Captain AD, the Hybrid Superhero of Our Hybrid Active Directory

It’s not every day that you run into a superhero. However, it is getting more common to run into hybrid cloud security superheroes, like the ones who keep your on-premises Active Directory from poking holes in your Azure AD security. It turns out there’s one working down the hall from me now. I sat next to him in the cafeteria the other day.

“Say, you look a lot like Captain AD, the guy who keeps our on-premises Active Directory security in ship-shape. Is that who you are?”

He quieted me before I could blow his cover. But this guy is a real superhero — he protects our Office 365 security by keeping AD secure.

“I’m really only half superhero. So don’t ask me to stop any runaway subway trains or save Manhattan from space invaders.”

“How’d you get be a superhero, anyway?”

The Superhero of Our Hybrid Active Directory

In most organizations, cloud computing means running Office 365 and productivity apps over the network and developing new kinds of applications using Azure. It’s operationally efficient, innovative and important for competitive advantage.

The problem is that many of these organizations synchronize their authoritative, on-premises AD up to Azure AD in the cloud, where Office 365 and other cloud computing apps use it for authentication and authorization.

That means that any security flaws in the original, on-premises Active Directory — long-inactive user accounts, excessive delegated permissions, unauthorized users making membership changes to sensitive groups — become flaws in the Azure AD’s security. When Azure AD is not secure, Office 365 is not secure.

Running a hybrid configuration of on-premises and cloud-based apps is already a big leap for any IT department. Adding the possibility that on-premises security problems are being synchronized up to Azure AD and contributing to a data breach is not the kind of thing that gives them warm fuzzies.

Enter Captain AD

“So I was sitting at my desk one day reading a paper called Azure Active Directory and Office 365 Security from Dell,” he explained. “It’s a deep dive into strengthening the weakest link in a hybrid AD environment like ours, by protecting access to on-premises AD. I printed out the paper and was still reading it in the elevator down to the data center to try out some of the steps in the Dell approach. When the elevator doors opened in the basement, I was wearing the Captain AD outfit: the tights, the hood, the mask. The whole nine yards.”

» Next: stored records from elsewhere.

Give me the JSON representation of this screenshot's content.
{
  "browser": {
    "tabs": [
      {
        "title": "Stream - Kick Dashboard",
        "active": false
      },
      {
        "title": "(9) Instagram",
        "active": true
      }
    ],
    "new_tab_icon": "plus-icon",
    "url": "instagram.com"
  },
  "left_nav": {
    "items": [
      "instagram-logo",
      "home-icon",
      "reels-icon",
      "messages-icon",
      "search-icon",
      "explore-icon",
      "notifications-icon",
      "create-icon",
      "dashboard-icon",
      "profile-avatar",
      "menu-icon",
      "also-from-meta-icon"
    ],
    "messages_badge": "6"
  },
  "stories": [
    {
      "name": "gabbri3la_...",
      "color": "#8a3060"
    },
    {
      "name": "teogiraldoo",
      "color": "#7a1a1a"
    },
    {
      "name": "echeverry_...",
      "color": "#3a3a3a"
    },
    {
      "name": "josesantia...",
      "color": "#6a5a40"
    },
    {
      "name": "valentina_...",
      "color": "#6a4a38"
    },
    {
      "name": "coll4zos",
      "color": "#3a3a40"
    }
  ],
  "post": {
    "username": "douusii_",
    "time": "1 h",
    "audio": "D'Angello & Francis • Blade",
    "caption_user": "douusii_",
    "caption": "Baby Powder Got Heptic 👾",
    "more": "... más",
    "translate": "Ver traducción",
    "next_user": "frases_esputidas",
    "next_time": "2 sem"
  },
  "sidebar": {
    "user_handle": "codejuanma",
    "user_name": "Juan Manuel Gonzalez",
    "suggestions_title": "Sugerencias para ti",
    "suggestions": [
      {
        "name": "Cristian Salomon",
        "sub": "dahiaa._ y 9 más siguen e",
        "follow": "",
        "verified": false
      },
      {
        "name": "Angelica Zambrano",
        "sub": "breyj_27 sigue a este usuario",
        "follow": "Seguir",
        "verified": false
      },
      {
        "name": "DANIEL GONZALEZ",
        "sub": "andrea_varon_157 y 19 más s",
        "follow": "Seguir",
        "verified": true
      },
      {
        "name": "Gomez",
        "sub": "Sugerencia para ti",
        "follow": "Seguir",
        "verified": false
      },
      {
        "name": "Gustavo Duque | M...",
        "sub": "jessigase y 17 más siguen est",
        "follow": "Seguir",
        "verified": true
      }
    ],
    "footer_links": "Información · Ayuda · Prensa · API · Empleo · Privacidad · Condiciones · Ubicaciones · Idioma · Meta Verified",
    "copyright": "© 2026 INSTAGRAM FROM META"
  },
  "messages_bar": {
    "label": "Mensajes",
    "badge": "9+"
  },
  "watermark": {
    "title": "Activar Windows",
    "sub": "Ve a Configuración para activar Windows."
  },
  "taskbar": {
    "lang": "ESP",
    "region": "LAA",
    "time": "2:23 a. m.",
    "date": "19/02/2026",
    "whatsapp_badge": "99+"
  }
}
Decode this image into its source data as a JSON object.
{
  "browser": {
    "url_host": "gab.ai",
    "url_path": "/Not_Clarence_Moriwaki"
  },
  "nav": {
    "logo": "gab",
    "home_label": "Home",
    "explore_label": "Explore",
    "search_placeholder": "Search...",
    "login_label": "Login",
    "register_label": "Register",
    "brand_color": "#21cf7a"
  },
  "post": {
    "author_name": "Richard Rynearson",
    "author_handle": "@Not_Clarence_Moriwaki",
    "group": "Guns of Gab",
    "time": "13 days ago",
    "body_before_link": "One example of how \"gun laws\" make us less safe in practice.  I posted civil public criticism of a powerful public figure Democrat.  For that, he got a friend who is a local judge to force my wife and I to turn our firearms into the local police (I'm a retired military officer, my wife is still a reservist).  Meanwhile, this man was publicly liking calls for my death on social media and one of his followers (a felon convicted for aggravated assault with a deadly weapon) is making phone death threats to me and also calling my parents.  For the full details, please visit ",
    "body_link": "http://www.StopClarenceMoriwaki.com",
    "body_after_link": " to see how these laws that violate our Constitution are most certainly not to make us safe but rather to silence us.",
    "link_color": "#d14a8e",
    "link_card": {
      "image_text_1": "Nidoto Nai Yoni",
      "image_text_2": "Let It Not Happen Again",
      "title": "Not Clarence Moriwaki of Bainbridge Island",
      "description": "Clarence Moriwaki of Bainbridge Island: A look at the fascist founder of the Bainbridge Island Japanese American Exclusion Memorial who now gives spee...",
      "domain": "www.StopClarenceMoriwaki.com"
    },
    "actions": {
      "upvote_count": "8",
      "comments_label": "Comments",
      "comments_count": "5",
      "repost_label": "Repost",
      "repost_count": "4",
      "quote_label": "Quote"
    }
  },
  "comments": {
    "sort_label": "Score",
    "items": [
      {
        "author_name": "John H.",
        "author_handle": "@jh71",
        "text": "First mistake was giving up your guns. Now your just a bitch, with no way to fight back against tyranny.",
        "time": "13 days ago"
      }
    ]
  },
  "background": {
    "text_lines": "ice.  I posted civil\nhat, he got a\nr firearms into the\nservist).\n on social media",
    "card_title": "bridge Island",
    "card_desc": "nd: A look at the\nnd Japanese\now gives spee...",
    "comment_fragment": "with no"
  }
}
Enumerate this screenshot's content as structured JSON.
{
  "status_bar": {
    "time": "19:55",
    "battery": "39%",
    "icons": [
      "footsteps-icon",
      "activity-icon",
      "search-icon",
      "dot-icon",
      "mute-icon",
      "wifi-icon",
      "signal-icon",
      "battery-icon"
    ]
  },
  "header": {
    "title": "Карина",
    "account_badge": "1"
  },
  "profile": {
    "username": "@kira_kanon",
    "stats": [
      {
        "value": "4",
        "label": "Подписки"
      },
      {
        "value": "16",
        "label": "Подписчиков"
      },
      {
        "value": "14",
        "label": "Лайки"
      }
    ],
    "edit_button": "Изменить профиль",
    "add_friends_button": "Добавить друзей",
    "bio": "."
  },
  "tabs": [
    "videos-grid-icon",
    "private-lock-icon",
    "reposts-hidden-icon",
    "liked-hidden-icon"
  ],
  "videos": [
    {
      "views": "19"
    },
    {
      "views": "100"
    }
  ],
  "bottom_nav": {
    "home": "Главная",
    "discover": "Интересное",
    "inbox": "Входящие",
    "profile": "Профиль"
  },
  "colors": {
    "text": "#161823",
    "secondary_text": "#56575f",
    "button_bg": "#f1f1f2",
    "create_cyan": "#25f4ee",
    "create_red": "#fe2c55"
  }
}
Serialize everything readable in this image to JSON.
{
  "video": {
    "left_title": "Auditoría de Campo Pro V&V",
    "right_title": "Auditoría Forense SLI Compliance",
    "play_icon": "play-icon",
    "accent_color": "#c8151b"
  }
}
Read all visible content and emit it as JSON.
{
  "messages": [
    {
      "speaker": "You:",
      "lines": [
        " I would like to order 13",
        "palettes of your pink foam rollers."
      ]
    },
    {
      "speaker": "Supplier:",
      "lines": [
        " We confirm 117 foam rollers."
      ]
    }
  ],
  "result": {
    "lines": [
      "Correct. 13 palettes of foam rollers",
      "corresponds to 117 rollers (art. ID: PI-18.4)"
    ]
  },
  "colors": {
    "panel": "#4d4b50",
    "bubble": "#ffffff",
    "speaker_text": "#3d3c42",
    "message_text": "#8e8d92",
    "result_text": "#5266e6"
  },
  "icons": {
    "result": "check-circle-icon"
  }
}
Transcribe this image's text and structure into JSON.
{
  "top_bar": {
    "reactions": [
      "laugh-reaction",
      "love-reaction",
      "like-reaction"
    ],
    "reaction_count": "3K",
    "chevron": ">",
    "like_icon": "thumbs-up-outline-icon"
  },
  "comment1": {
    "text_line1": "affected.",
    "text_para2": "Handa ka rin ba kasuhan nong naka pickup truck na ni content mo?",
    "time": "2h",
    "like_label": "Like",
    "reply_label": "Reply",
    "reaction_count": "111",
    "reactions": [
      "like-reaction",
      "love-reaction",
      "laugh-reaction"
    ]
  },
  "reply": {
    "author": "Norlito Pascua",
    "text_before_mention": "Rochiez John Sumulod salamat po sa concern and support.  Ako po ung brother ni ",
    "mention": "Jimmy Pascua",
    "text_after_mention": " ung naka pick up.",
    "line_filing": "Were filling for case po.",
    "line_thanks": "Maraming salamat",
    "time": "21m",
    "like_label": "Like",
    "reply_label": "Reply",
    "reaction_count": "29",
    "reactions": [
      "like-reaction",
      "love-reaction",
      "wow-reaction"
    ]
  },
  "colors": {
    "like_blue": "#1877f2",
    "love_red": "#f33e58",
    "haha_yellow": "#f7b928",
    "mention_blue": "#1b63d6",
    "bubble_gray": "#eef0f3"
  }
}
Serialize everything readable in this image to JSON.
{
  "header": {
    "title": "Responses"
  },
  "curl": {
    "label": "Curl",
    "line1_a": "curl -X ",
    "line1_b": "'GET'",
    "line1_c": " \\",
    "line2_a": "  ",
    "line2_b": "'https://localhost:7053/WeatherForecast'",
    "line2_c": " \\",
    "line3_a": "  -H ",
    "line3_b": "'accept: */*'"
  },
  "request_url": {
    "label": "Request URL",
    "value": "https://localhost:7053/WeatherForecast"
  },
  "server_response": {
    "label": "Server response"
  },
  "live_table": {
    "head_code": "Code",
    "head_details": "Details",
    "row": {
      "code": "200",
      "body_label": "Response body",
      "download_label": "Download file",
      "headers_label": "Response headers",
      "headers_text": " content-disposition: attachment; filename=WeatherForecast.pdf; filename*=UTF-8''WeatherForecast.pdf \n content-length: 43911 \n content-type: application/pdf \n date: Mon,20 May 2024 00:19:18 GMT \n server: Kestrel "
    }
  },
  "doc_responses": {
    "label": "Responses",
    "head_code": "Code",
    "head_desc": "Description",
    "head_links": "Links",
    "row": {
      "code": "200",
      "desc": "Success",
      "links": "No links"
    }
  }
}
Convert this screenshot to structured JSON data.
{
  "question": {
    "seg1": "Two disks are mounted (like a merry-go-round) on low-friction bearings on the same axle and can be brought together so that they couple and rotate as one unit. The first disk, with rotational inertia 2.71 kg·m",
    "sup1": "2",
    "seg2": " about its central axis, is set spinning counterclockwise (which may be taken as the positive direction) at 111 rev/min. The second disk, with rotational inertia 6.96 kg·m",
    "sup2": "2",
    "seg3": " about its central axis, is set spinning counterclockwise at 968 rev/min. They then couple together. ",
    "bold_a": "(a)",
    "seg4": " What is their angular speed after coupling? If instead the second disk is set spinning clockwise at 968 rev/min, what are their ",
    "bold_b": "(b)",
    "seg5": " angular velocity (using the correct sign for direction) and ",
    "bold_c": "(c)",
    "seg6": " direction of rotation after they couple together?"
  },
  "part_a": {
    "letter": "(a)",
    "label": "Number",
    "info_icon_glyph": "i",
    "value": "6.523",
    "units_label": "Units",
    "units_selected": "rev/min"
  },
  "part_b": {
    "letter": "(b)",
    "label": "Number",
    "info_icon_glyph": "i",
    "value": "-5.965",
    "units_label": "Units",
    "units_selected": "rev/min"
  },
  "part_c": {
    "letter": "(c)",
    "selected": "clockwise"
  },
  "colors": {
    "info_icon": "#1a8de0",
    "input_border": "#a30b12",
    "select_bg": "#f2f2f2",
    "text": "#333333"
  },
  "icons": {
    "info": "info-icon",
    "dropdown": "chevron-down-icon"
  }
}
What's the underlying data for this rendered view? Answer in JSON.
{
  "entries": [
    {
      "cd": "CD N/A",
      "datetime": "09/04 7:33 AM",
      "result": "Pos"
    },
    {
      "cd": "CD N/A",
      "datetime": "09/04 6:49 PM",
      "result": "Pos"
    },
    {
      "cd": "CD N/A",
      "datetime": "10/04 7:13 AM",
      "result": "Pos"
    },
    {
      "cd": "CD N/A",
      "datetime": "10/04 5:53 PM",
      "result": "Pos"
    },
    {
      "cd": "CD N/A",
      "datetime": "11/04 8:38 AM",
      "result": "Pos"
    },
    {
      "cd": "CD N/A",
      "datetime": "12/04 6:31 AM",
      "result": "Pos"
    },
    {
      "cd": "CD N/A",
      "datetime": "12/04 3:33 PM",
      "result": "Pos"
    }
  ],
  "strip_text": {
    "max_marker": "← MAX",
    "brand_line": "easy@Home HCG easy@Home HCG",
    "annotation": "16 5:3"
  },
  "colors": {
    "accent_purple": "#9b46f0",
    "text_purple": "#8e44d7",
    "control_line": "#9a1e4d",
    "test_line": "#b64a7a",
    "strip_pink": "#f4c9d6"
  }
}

“Pretty amazing. But, is there anything the rest of us can do to help you make our hybrid cloud a safer place?”

Captain AD thought for a moment. “Sure. Read the paper from Dell. It’s called Azure Active Directory and Office 365 Security. You’ll learn what it means to be both on-premises and in the cloud, and you’ll step through a detailed scenario of how poor AD security can lead to a data breach and an insider trading scandal.”

“OK. Should I read it in the elevator?”

“Sure,” he said, getting up to leave. “We can never have too many superheroes around here. Even half superheroes.”